* _ACTIVITY_
Scan the lines below for the word "Chinook". Copy each line you find it in.
-------- RECORDS FOR PROCESSING
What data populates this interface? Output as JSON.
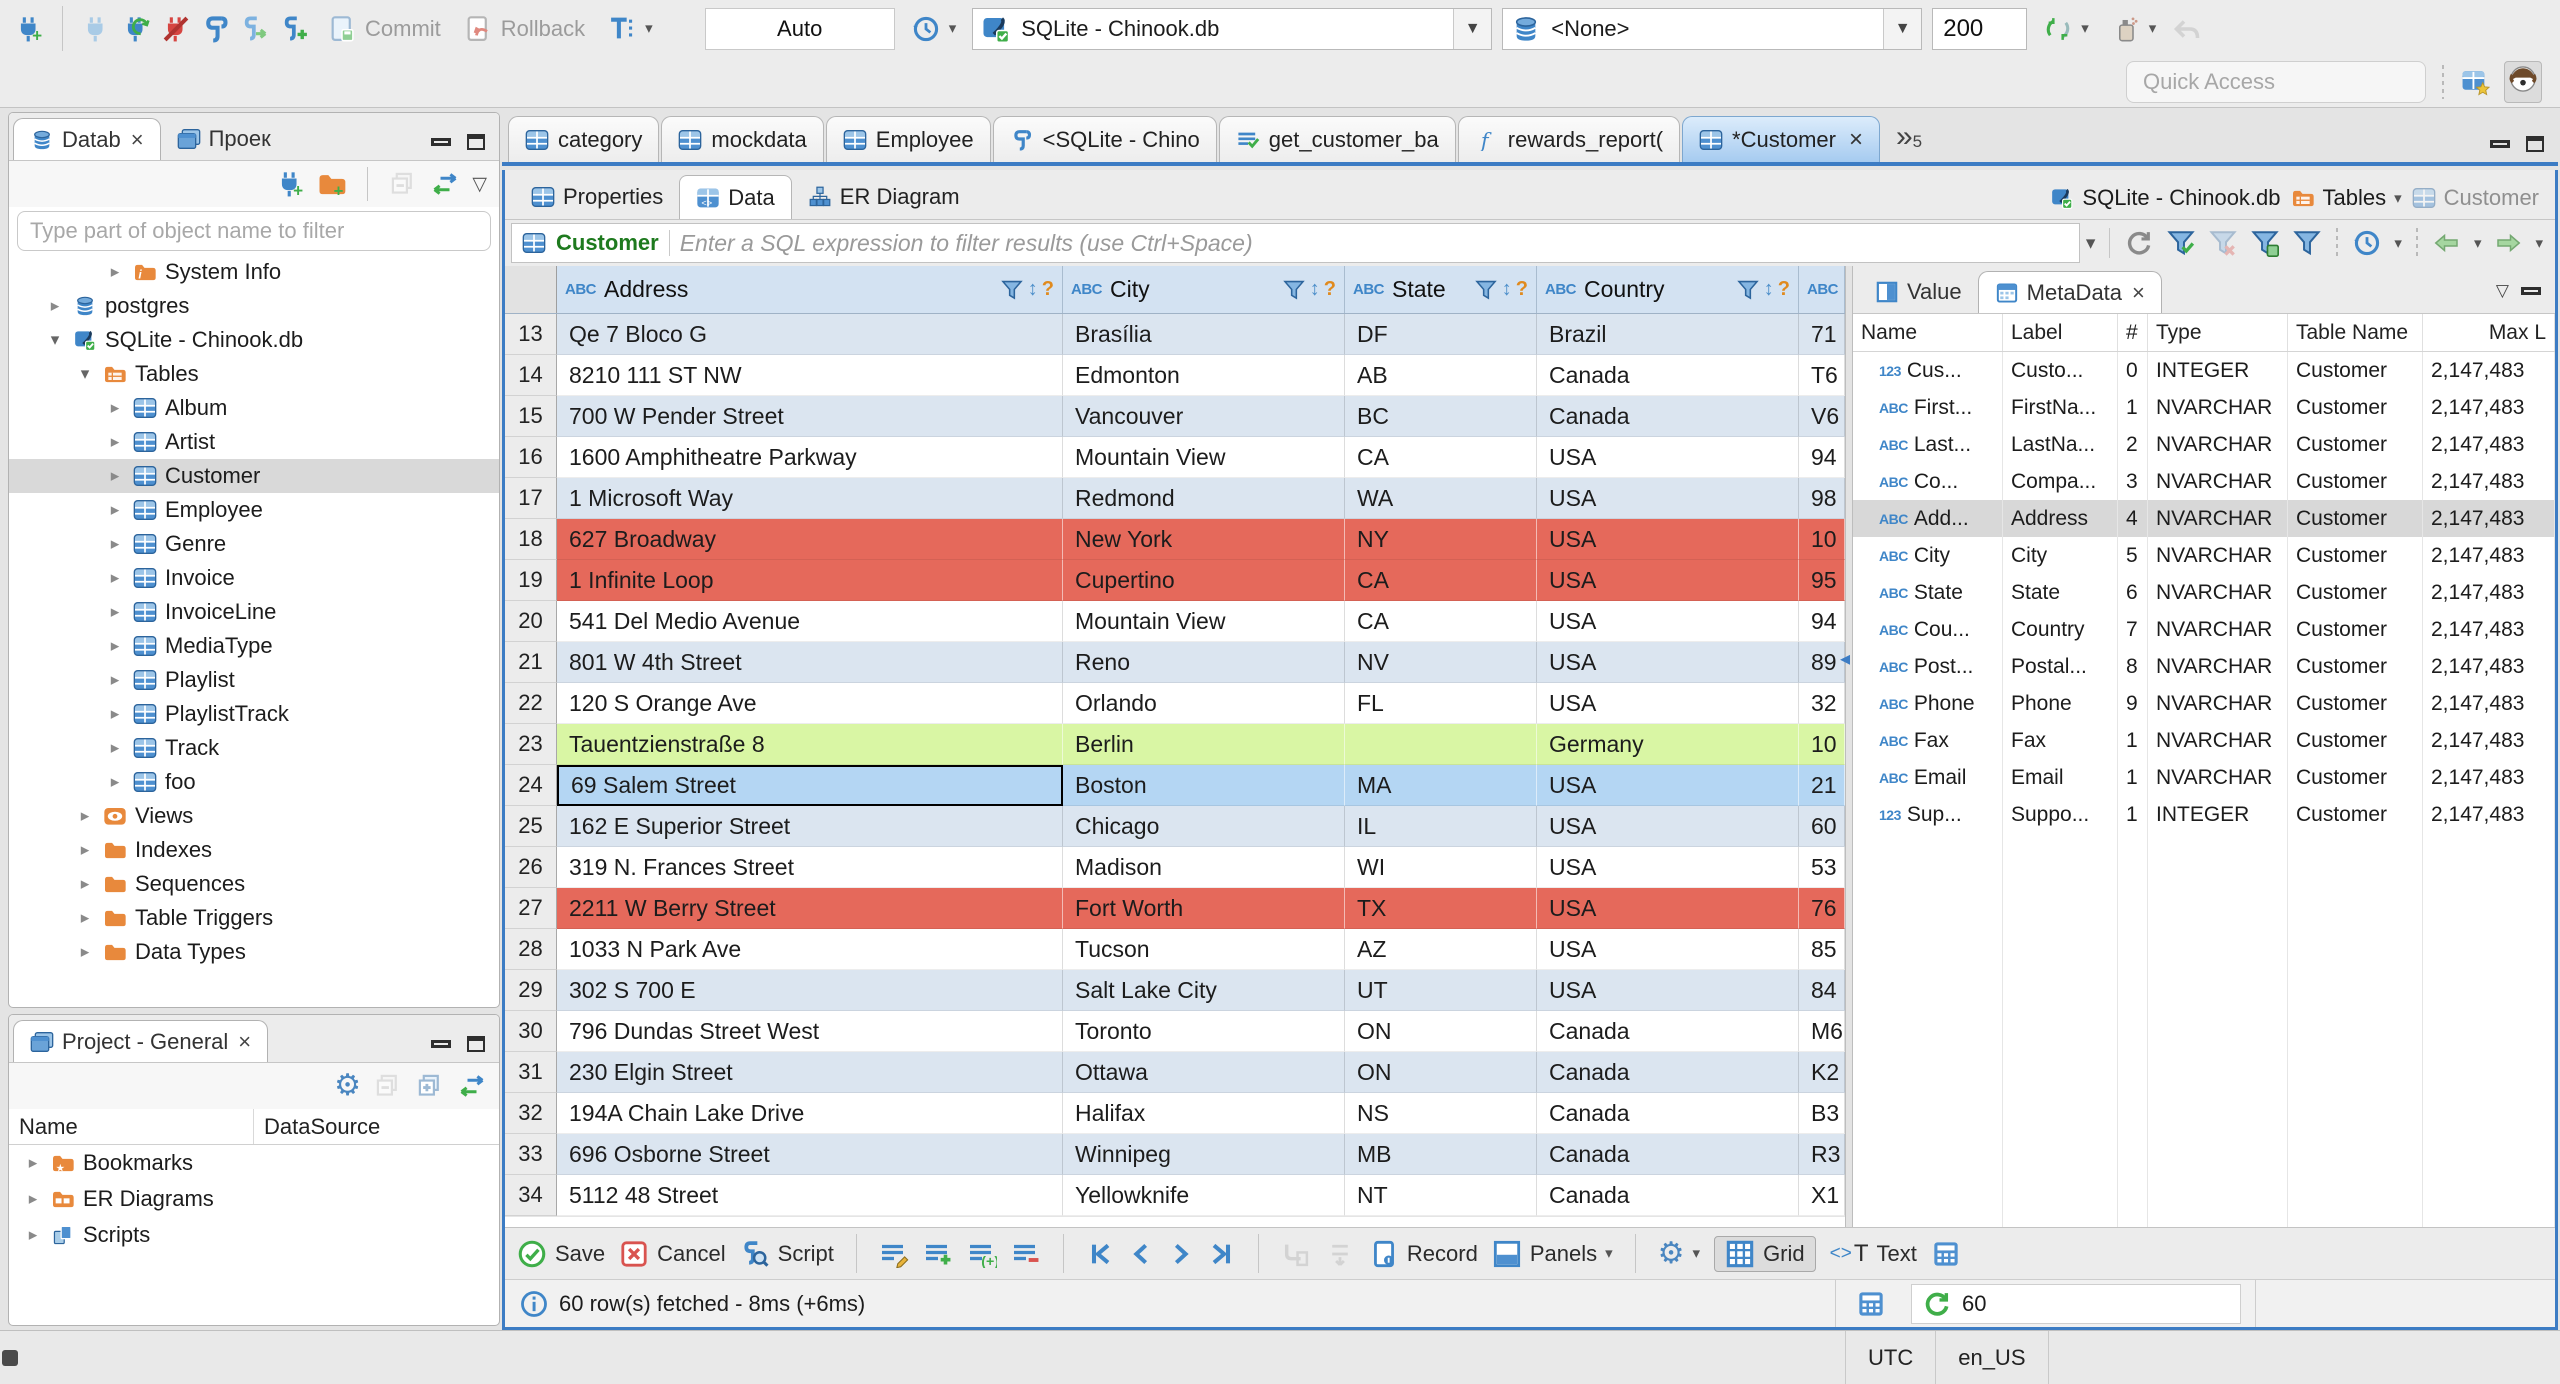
{
  "topbar": {
    "commit": "Commit",
    "rollback": "Rollback",
    "auto": "Auto",
    "db_combo": "SQLite - Chinook.db",
    "schema_combo": "<None>",
    "fetch_size": "200",
    "quick_access": "Quick Access"
  },
  "nav": {
    "tab_database": "Datab",
    "tab_project": "Проек",
    "filter_placeholder": "Type part of object name to filter",
    "tree": [
      {
        "label": "System Info",
        "icon": "foldInfo",
        "arrow": "r",
        "lvl": 3
      },
      {
        "label": "postgres",
        "icon": "dbCyl",
        "arrow": "r",
        "lvl": 1
      },
      {
        "label": "SQLite - Chinook.db",
        "icon": "sqliteIc",
        "arrow": "d",
        "lvl": 1
      },
      {
        "label": "Tables",
        "icon": "foldTbl",
        "arrow": "d",
        "lvl": 2
      },
      {
        "label": "Album",
        "icon": "tbl",
        "arrow": "r",
        "lvl": 3
      },
      {
        "label": "Artist",
        "icon": "tbl",
        "arrow": "r",
        "lvl": 3
      },
      {
        "label": "Customer",
        "icon": "tbl",
        "arrow": "r",
        "lvl": 3,
        "selected": true
      },
      {
        "label": "Employee",
        "icon": "tbl",
        "arrow": "r",
        "lvl": 3
      },
      {
        "label": "Genre",
        "icon": "tbl",
        "arrow": "r",
        "lvl": 3
      },
      {
        "label": "Invoice",
        "icon": "tbl",
        "arrow": "r",
        "lvl": 3
      },
      {
        "label": "InvoiceLine",
        "icon": "tbl",
        "arrow": "r",
        "lvl": 3
      },
      {
        "label": "MediaType",
        "icon": "tbl",
        "arrow": "r",
        "lvl": 3
      },
      {
        "label": "Playlist",
        "icon": "tbl",
        "arrow": "r",
        "lvl": 3
      },
      {
        "label": "PlaylistTrack",
        "icon": "tbl",
        "arrow": "r",
        "lvl": 3
      },
      {
        "label": "Track",
        "icon": "tbl",
        "arrow": "r",
        "lvl": 3
      },
      {
        "label": "foo",
        "icon": "tbl",
        "arrow": "r",
        "lvl": 3
      },
      {
        "label": "Views",
        "icon": "eye",
        "arrow": "r",
        "lvl": 2
      },
      {
        "label": "Indexes",
        "icon": "fold",
        "arrow": "r",
        "lvl": 2
      },
      {
        "label": "Sequences",
        "icon": "fold",
        "arrow": "r",
        "lvl": 2
      },
      {
        "label": "Table Triggers",
        "icon": "fold",
        "arrow": "r",
        "lvl": 2
      },
      {
        "label": "Data Types",
        "icon": "fold",
        "arrow": "r",
        "lvl": 2
      }
    ]
  },
  "project": {
    "title": "Project - General",
    "col_name": "Name",
    "col_datasource": "DataSource",
    "rows": [
      {
        "label": "Bookmarks",
        "icon": "foldStar"
      },
      {
        "label": "ER Diagrams",
        "icon": "foldEr"
      },
      {
        "label": "Scripts",
        "icon": "scriptsIc"
      }
    ]
  },
  "editor": {
    "tabs": [
      {
        "label": "category",
        "icon": "tbl"
      },
      {
        "label": "mockdata",
        "icon": "tbl"
      },
      {
        "label": "Employee",
        "icon": "tbl"
      },
      {
        "label": "<SQLite - Chino",
        "icon": "scroll"
      },
      {
        "label": "get_customer_ba",
        "icon": "sqlExec"
      },
      {
        "label": "rewards_report(",
        "icon": "fnF"
      },
      {
        "label": "*Customer",
        "icon": "tbl",
        "active": true,
        "close": true
      }
    ],
    "more_count": "5",
    "subtabs": [
      {
        "label": "Properties",
        "icon": "tbl"
      },
      {
        "label": "Data",
        "icon": "tblData",
        "active": true
      },
      {
        "label": "ER Diagram",
        "icon": "erIc"
      }
    ],
    "breadcrumb": {
      "db": "SQLite - Chinook.db",
      "tables": "Tables",
      "table": "Customer"
    }
  },
  "filter": {
    "table": "Customer",
    "placeholder": "Enter a SQL expression to filter results (use Ctrl+Space)"
  },
  "grid": {
    "columns": [
      "Address",
      "City",
      "State",
      "Country"
    ],
    "rows": [
      {
        "n": "13",
        "t": "alt",
        "c": [
          "Qe 7 Bloco G",
          "Brasília",
          "DF",
          "Brazil",
          "71"
        ]
      },
      {
        "n": "14",
        "t": "white",
        "c": [
          "8210 111 ST NW",
          "Edmonton",
          "AB",
          "Canada",
          "T6"
        ]
      },
      {
        "n": "15",
        "t": "alt",
        "c": [
          "700 W Pender Street",
          "Vancouver",
          "BC",
          "Canada",
          "V6"
        ]
      },
      {
        "n": "16",
        "t": "white",
        "c": [
          "1600 Amphitheatre Parkway",
          "Mountain View",
          "CA",
          "USA",
          "94"
        ]
      },
      {
        "n": "17",
        "t": "alt",
        "c": [
          "1 Microsoft Way",
          "Redmond",
          "WA",
          "USA",
          "98"
        ]
      },
      {
        "n": "18",
        "t": "red",
        "c": [
          "627 Broadway",
          "New York",
          "NY",
          "USA",
          "10"
        ]
      },
      {
        "n": "19",
        "t": "red",
        "c": [
          "1 Infinite Loop",
          "Cupertino",
          "CA",
          "USA",
          "95"
        ]
      },
      {
        "n": "20",
        "t": "white",
        "c": [
          "541 Del Medio Avenue",
          "Mountain View",
          "CA",
          "USA",
          "94"
        ]
      },
      {
        "n": "21",
        "t": "alt",
        "c": [
          "801 W 4th Street",
          "Reno",
          "NV",
          "USA",
          "89"
        ]
      },
      {
        "n": "22",
        "t": "white",
        "c": [
          "120 S Orange Ave",
          "Orlando",
          "FL",
          "USA",
          "32"
        ]
      },
      {
        "n": "23",
        "t": "green",
        "c": [
          "Tauentzienstraße 8",
          "Berlin",
          "",
          "Germany",
          "10"
        ]
      },
      {
        "n": "24",
        "t": "sel",
        "c": [
          "69 Salem Street",
          "Boston",
          "MA",
          "USA",
          "21"
        ]
      },
      {
        "n": "25",
        "t": "alt",
        "c": [
          "162 E Superior Street",
          "Chicago",
          "IL",
          "USA",
          "60"
        ]
      },
      {
        "n": "26",
        "t": "white",
        "c": [
          "319 N. Frances Street",
          "Madison",
          "WI",
          "USA",
          "53"
        ]
      },
      {
        "n": "27",
        "t": "red",
        "c": [
          "2211 W Berry Street",
          "Fort Worth",
          "TX",
          "USA",
          "76"
        ]
      },
      {
        "n": "28",
        "t": "white",
        "c": [
          "1033 N Park Ave",
          "Tucson",
          "AZ",
          "USA",
          "85"
        ]
      },
      {
        "n": "29",
        "t": "alt",
        "c": [
          "302 S 700 E",
          "Salt Lake City",
          "UT",
          "USA",
          "84"
        ]
      },
      {
        "n": "30",
        "t": "white",
        "c": [
          "796 Dundas Street West",
          "Toronto",
          "ON",
          "Canada",
          "M6"
        ]
      },
      {
        "n": "31",
        "t": "alt",
        "c": [
          "230 Elgin Street",
          "Ottawa",
          "ON",
          "Canada",
          "K2"
        ]
      },
      {
        "n": "32",
        "t": "white",
        "c": [
          "194A Chain Lake Drive",
          "Halifax",
          "NS",
          "Canada",
          "B3"
        ]
      },
      {
        "n": "33",
        "t": "alt",
        "c": [
          "696 Osborne Street",
          "Winnipeg",
          "MB",
          "Canada",
          "R3"
        ]
      },
      {
        "n": "34",
        "t": "white",
        "c": [
          "5112 48 Street",
          "Yellowknife",
          "NT",
          "Canada",
          "X1"
        ]
      }
    ]
  },
  "meta": {
    "tab_value": "Value",
    "tab_meta": "MetaData",
    "columns": [
      "Name",
      "Label",
      "#",
      "Type",
      "Table Name",
      "Max L"
    ],
    "rows": [
      {
        "i": "123",
        "n": "Cus...",
        "l": "Custo...",
        "h": "0",
        "ty": "INTEGER",
        "tb": "Customer",
        "m": "2,147,483"
      },
      {
        "i": "ABC",
        "n": "First...",
        "l": "FirstNa...",
        "h": "1",
        "ty": "NVARCHAR",
        "tb": "Customer",
        "m": "2,147,483"
      },
      {
        "i": "ABC",
        "n": "Last...",
        "l": "LastNa...",
        "h": "2",
        "ty": "NVARCHAR",
        "tb": "Customer",
        "m": "2,147,483"
      },
      {
        "i": "ABC",
        "n": "Co...",
        "l": "Compa...",
        "h": "3",
        "ty": "NVARCHAR",
        "tb": "Customer",
        "m": "2,147,483"
      },
      {
        "i": "ABC",
        "n": "Add...",
        "l": "Address",
        "h": "4",
        "ty": "NVARCHAR",
        "tb": "Customer",
        "m": "2,147,483",
        "sel": true
      },
      {
        "i": "ABC",
        "n": "City",
        "l": "City",
        "h": "5",
        "ty": "NVARCHAR",
        "tb": "Customer",
        "m": "2,147,483"
      },
      {
        "i": "ABC",
        "n": "State",
        "l": "State",
        "h": "6",
        "ty": "NVARCHAR",
        "tb": "Customer",
        "m": "2,147,483"
      },
      {
        "i": "ABC",
        "n": "Cou...",
        "l": "Country",
        "h": "7",
        "ty": "NVARCHAR",
        "tb": "Customer",
        "m": "2,147,483"
      },
      {
        "i": "ABC",
        "n": "Post...",
        "l": "Postal...",
        "h": "8",
        "ty": "NVARCHAR",
        "tb": "Customer",
        "m": "2,147,483"
      },
      {
        "i": "ABC",
        "n": "Phone",
        "l": "Phone",
        "h": "9",
        "ty": "NVARCHAR",
        "tb": "Customer",
        "m": "2,147,483"
      },
      {
        "i": "ABC",
        "n": "Fax",
        "l": "Fax",
        "h": "1",
        "ty": "NVARCHAR",
        "tb": "Customer",
        "m": "2,147,483"
      },
      {
        "i": "ABC",
        "n": "Email",
        "l": "Email",
        "h": "1",
        "ty": "NVARCHAR",
        "tb": "Customer",
        "m": "2,147,483"
      },
      {
        "i": "123",
        "n": "Sup...",
        "l": "Suppo...",
        "h": "1",
        "ty": "INTEGER",
        "tb": "Customer",
        "m": "2,147,483"
      }
    ]
  },
  "rtoolbar": {
    "save": "Save",
    "cancel": "Cancel",
    "script": "Script",
    "record": "Record",
    "panels": "Panels",
    "grid": "Grid",
    "text": "Text"
  },
  "status": {
    "message": "60 row(s) fetched - 8ms (+6ms)",
    "refresh_count": "60"
  },
  "winbar": {
    "tz": "UTC",
    "locale": "en_US"
  }
}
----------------
* _SOLUTION_
    "db_combo": "SQLite - Chinook.db",
        "label": "SQLite - Chinook.db",
      "db": "SQLite - Chinook.db",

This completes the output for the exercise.